TAIPEI -- Huawei Technologies on Monday launched its latest foldable smartphone as the embattled Chinese tech giant attempts to show its innovative edge remains intact despite a crippling U.S. crackdown.
The debut of the new phone -- dubbed the Mate X2 -- comes just days after Nikkei revealed Huawei will halve its smartphone production this year due to Washington's trade restrictions, which have cut the company off almost completely from its global suppliers since last September.
Unlike Huawei's previous foldable phones, which fold backward so the screen wraps around the outside, like the cover of a book, the Mate X2 folds inward, a style that is more difficult to manufacture. Chinese display champion BOE Technology is the main supplier of these flexible screens for Huawei's foldable phone.
The Mate X2 will have two screens. When folded, a 6.45-inch outer screen functions as the main display. When unfolded, the phone becomes an 8.01-inch tablet as little as 4.4 mm thick. The previous generations of the Mate X were 5.4 mm.
The second and third rounds of the U.S. crackdown have "made our operation[s] extremely difficult ... but thanks to our channel partners and our consumers ... we survived in 2020," Richard Yu, Huawei's consumer electronics business CEO, said in a prerecorded online launch event.
The Mate X2 will begin selling from Thursday with a starting price of 17,999 yuan ($2,785). Yu said the company has tried to ramp up production capacity to meet customer demand.
The new phone is powered by the company's 5G-capable Kirin 9000 mobile processor, which was manufactured by Taiwan Semiconductor Manufacturing Co. until U.S. sanctions put a halt to such shipments last September.
Huawei was able to stockpile some 20 million Kirin 9000 5G chipsets before losing access to its global suppliers, sources told Nikkei Asia. Washington began imposing export controls and other restrictions on Huawei in 2019, alleging the company poses a threat to national security.
Yu has previously said that unless the U.S. ban is eased and Huawei can regain access to TSMC, its former key contract chipmaking partner, this generation of the Kirin chipset will be the last.
The Kirin 9000 is also used in Huawei's 5G-capable Mate 40, released last October to take on Apple's first-ever 5G-powered iPhones. Huawei shipped about 5 million Mate 40 handsets in 2020 and could ship around 8 million throughout the life cycle, according to Jeff Pu, an analyst of GF Securities, compared with its previous Mate series, which could ship up to 15 million units.
Overall, Huawei's smartphone shipments fell 42% on the year to 32.3 million units in October-December, dragging the company to fifth place globally, after Apple, Samsung and compatriots Xiaomi and Oppo. For all of 2020, Huawei was still the world's No. 3 smartphone maker, shipping 189 million smartphones, or 21.5% fewer than the year before. The Chinese tech champion even sold its budget handset line Honor last November to help the smartphone business avoid U.S. restrictions and regain access to vital components and supply chain support.
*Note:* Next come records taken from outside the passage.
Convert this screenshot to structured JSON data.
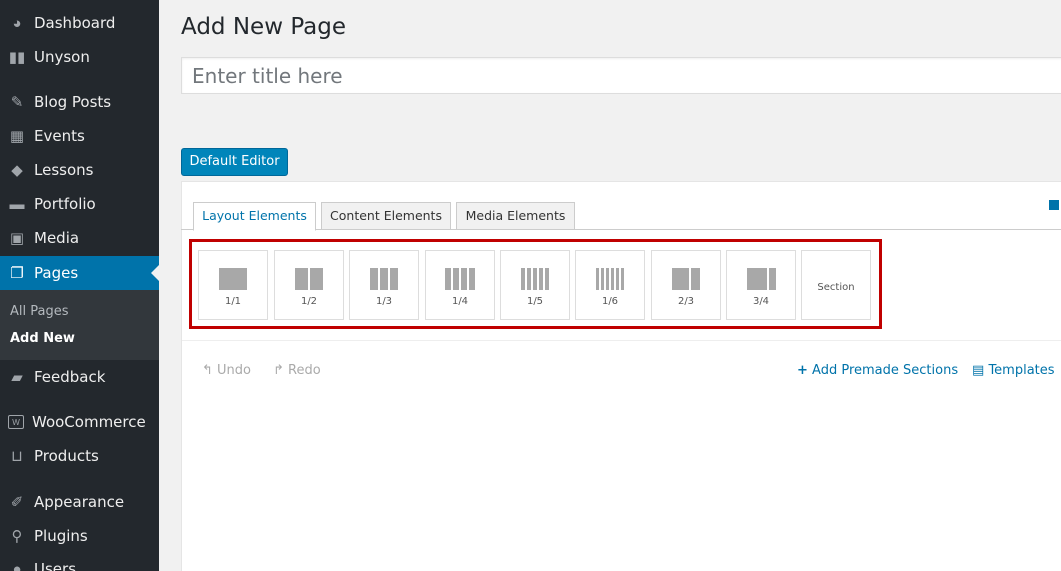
{
  "sidebar": {
    "items": [
      {
        "label": "Dashboard",
        "icon": "dashboard-icon"
      },
      {
        "label": "Unyson",
        "icon": "unyson-icon"
      },
      {
        "label": "Blog Posts",
        "icon": "pin-icon"
      },
      {
        "label": "Events",
        "icon": "calendar-icon"
      },
      {
        "label": "Lessons",
        "icon": "graduation-cap-icon"
      },
      {
        "label": "Portfolio",
        "icon": "folder-icon"
      },
      {
        "label": "Media",
        "icon": "media-icon"
      },
      {
        "label": "Pages",
        "icon": "pages-icon"
      },
      {
        "label": "Feedback",
        "icon": "comment-icon"
      },
      {
        "label": "WooCommerce",
        "icon": "woocommerce-icon"
      },
      {
        "label": "Products",
        "icon": "cart-icon"
      },
      {
        "label": "Appearance",
        "icon": "brush-icon"
      },
      {
        "label": "Plugins",
        "icon": "plugin-icon"
      },
      {
        "label": "Users",
        "icon": "user-icon"
      }
    ],
    "submenu": [
      {
        "label": "All Pages"
      },
      {
        "label": "Add New"
      }
    ]
  },
  "main": {
    "title": "Add New Page",
    "title_placeholder": "Enter title here",
    "editor_button": "Default Editor",
    "tabs": [
      {
        "label": "Layout Elements"
      },
      {
        "label": "Content Elements"
      },
      {
        "label": "Media Elements"
      }
    ],
    "layout_elements": [
      {
        "label": "1/1"
      },
      {
        "label": "1/2"
      },
      {
        "label": "1/3"
      },
      {
        "label": "1/4"
      },
      {
        "label": "1/5"
      },
      {
        "label": "1/6"
      },
      {
        "label": "2/3"
      },
      {
        "label": "3/4"
      },
      {
        "label": "Section"
      }
    ],
    "undo": "Undo",
    "redo": "Redo",
    "add_premade": "Add Premade Sections",
    "templates": "Templates"
  },
  "colors": {
    "sidebar_bg": "#23282d",
    "accent": "#0073aa",
    "highlight_box": "#c00000"
  }
}
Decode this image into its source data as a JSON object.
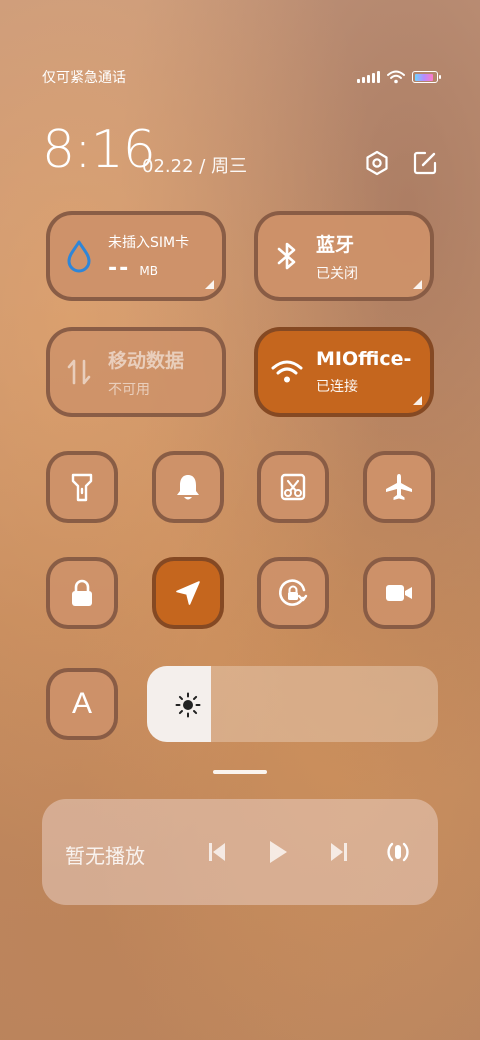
{
  "status_bar": {
    "carrier": "仅可紧急通话"
  },
  "header": {
    "time": "8:16",
    "date": "02.22",
    "separator": "/",
    "weekday": "周三"
  },
  "tiles": {
    "data_usage": {
      "title": "未插入SIM卡",
      "value": "--",
      "unit": "MB"
    },
    "bluetooth": {
      "title": "蓝牙",
      "status": "已关闭"
    },
    "mobile_data": {
      "title": "移动数据",
      "status": "不可用"
    },
    "wifi": {
      "title": "MIOffice-",
      "status": "已连接"
    }
  },
  "toggles": [
    {
      "name": "flashlight",
      "active": false
    },
    {
      "name": "mute",
      "active": false
    },
    {
      "name": "screenshot",
      "active": false
    },
    {
      "name": "airplane-mode",
      "active": false
    },
    {
      "name": "lock-screen",
      "active": false
    },
    {
      "name": "location",
      "active": true
    },
    {
      "name": "rotation-lock",
      "active": false
    },
    {
      "name": "screen-recorder",
      "active": false
    }
  ],
  "reading_mode": {
    "icon": "A"
  },
  "brightness": {
    "level": 0.22
  },
  "media": {
    "title": "暂无播放"
  },
  "colors": {
    "accent": "#c5661e",
    "tile": "#cd9169"
  }
}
From April, the Mate X2 -- along with the company's existing smartphones -- will be updated to run on Huawei's HarmonyOS, which the company has been aggressively developing since losing access to the Google Android operating system, Yu said.
Huawei Mobile Services, the company's own version of Google Mobile Services, now has more than 580 million active users, he added.
Like Huawei's previous foldable phones, this latest version is only available in the Chinese market.
Samsung, the world's biggest smartphone maker last year, introduced its first foldable phone in 2019 -- the same year as Huawei -- and has already introduced several new versions since. These include the Galaxy Z Fold series, which folds like a book, and the Galaxy Z Flip series, which bends like a flip phone.
Both companies had high hopes that foldable phones would help revive the maturing smartphone market and demonstrate their technology capabilities. However, only 1.9 million foldable smartphones were shipped in 2020, with Samsung and Huawei accounting for 72% and 11%, respectively, according to IDC. Overall, 1.29 billion smartphones were shipped last year.
Huawei's previous foldable phones -- the Mate X and Mate Xs -- are available only in China and in limited quantities.
Meanwhile it is still not clear whether Huawei will be able to introduce its latest P series phone in the first half of the year as it usually does to compete against Samsung's premium S series. The Mate series, a nonfoldable phone distinct from the Mate X line, is generally released in the second half of the year to take on the iPhone.
Samsung has already launched its latest S21 5G smartphone in January, and Xiaomi introduced its latest flagship handset, the Mi 11 series, in late December.